Interface dataset entries
---*---
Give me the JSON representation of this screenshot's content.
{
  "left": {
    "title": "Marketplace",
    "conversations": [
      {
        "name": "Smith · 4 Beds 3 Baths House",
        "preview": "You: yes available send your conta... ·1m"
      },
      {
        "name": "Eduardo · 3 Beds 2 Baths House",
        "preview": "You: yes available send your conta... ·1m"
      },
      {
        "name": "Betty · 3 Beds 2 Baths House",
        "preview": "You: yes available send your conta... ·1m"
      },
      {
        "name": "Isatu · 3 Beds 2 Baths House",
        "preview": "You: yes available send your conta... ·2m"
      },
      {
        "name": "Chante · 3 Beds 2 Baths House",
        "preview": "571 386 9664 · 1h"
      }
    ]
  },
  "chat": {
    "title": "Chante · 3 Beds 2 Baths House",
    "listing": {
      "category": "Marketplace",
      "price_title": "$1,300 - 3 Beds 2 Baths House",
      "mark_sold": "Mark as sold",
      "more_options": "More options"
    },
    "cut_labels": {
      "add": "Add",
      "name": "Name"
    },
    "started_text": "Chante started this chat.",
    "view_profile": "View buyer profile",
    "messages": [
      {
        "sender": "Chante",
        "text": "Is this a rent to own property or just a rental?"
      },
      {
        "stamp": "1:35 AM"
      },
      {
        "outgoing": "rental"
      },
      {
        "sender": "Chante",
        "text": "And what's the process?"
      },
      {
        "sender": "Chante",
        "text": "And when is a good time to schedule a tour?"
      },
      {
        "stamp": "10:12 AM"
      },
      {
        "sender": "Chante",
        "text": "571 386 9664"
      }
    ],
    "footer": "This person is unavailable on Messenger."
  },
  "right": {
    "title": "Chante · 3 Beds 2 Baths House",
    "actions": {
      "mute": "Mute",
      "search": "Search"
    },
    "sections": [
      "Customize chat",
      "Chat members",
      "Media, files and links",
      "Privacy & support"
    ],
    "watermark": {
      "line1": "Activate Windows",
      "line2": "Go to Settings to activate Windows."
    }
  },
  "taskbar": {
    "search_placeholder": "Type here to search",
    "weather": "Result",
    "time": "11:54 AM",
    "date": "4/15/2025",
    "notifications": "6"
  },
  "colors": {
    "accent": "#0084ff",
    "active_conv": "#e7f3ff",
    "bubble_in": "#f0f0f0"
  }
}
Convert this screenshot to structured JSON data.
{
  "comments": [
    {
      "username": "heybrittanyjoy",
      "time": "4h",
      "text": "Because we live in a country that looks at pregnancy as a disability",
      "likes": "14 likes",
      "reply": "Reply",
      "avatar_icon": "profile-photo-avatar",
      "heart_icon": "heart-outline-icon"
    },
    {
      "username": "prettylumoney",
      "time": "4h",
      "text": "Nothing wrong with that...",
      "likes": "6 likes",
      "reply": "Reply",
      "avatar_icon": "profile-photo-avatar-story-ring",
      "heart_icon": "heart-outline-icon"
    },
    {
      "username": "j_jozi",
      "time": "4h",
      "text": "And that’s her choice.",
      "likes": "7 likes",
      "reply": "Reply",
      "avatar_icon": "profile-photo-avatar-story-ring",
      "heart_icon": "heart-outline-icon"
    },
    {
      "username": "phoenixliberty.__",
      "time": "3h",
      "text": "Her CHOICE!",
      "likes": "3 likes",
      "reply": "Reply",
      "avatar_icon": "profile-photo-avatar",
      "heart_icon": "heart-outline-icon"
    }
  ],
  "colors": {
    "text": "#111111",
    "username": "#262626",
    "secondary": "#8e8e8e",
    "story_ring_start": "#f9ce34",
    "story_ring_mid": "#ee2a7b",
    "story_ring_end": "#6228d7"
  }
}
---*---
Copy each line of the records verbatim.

● COMPLETED TASK:
Give me the JSON representation of this screenshot's content.
{
  "left": {
    "title": "Marketplace",
    "conversations": [
      {
        "name": "Smith · 4 Beds 3 Baths House",
        "preview": "You: yes available send your conta... ·1m"
      },
      {
        "name": "Eduardo · 3 Beds 2 Baths House",
        "preview": "You: yes available send your conta... ·1m"
      },
      {
        "name": "Betty · 3 Beds 2 Baths House",
        "preview": "You: yes available send your conta... ·1m"
      },
      {
        "name": "Isatu · 3 Beds 2 Baths House",
        "preview": "You: yes available send your conta... ·2m"
      },
      {
        "name": "Chante · 3 Beds 2 Baths House",
        "preview": "571 386 9664 · 1h"
      }
    ]
  },
  "chat": {
    "title": "Chante · 3 Beds 2 Baths House",
    "listing": {
      "category": "Marketplace",
      "price_title": "$1,300 - 3 Beds 2 Baths House",
      "mark_sold": "Mark as sold",
      "more_options": "More options"
    },
    "cut_labels": {
      "add": "Add",
      "name": "Name"
    },
    "started_text": "Chante started this chat.",
    "view_profile": "View buyer profile",
    "messages": [
      {
        "sender": "Chante",
        "text": "Is this a rent to own property or just a rental?"
      },
      {
        "stamp": "1:35 AM"
      },
      {
        "outgoing": "rental"
      },
      {
        "sender": "Chante",
        "text": "And what's the process?"
      },
      {
        "sender": "Chante",
        "text": "And when is a good time to schedule a tour?"
      },
      {
        "stamp": "10:12 AM"
      },
      {
        "sender": "Chante",
        "text": "571 386 9664"
      }
    ],
    "footer": "This person is unavailable on Messenger."
  },
  "right": {
    "title": "Chante · 3 Beds 2 Baths House",
    "actions": {
      "mute": "Mute",
      "search": "Search"
    },
    "sections": [
      "Customize chat",
      "Chat members",
      "Media, files and links",
      "Privacy & support"
    ],
    "watermark": {
      "line1": "Activate Windows",
      "line2": "Go to Settings to activate Windows."
    }
  },
  "taskbar": {
    "search_placeholder": "Type here to search",
    "weather": "Result",
    "time": "11:54 AM",
    "date": "4/15/2025",
    "notifications": "6"
  },
  "colors": {
    "accent": "#0084ff",
    "active_conv": "#e7f3ff",
    "bubble_in": "#f0f0f0"
  }
}
Convert this screenshot to structured JSON data.
{
  "comments": [
    {
      "username": "heybrittanyjoy",
      "time": "4h",
      "text": "Because we live in a country that looks at pregnancy as a disability",
      "likes": "14 likes",
      "reply": "Reply",
      "avatar_icon": "profile-photo-avatar",
      "heart_icon": "heart-outline-icon"
    },
    {
      "username": "prettylumoney",
      "time": "4h",
      "text": "Nothing wrong with that...",
      "likes": "6 likes",
      "reply": "Reply",
      "avatar_icon": "profile-photo-avatar-story-ring",
      "heart_icon": "heart-outline-icon"
    },
    {
      "username": "j_jozi",
      "time": "4h",
      "text": "And that’s her choice.",
      "likes": "7 likes",
      "reply": "Reply",
      "avatar_icon": "profile-photo-avatar-story-ring",
      "heart_icon": "heart-outline-icon"
    },
    {
      "username": "phoenixliberty.__",
      "time": "3h",
      "text": "Her CHOICE!",
      "likes": "3 likes",
      "reply": "Reply",
      "avatar_icon": "profile-photo-avatar",
      "heart_icon": "heart-outline-icon"
    }
  ],
  "colors": {
    "text": "#111111",
    "username": "#262626",
    "secondary": "#8e8e8e",
    "story_ring_start": "#f9ce34",
    "story_ring_mid": "#ee2a7b",
    "story_ring_end": "#6228d7"
  }
}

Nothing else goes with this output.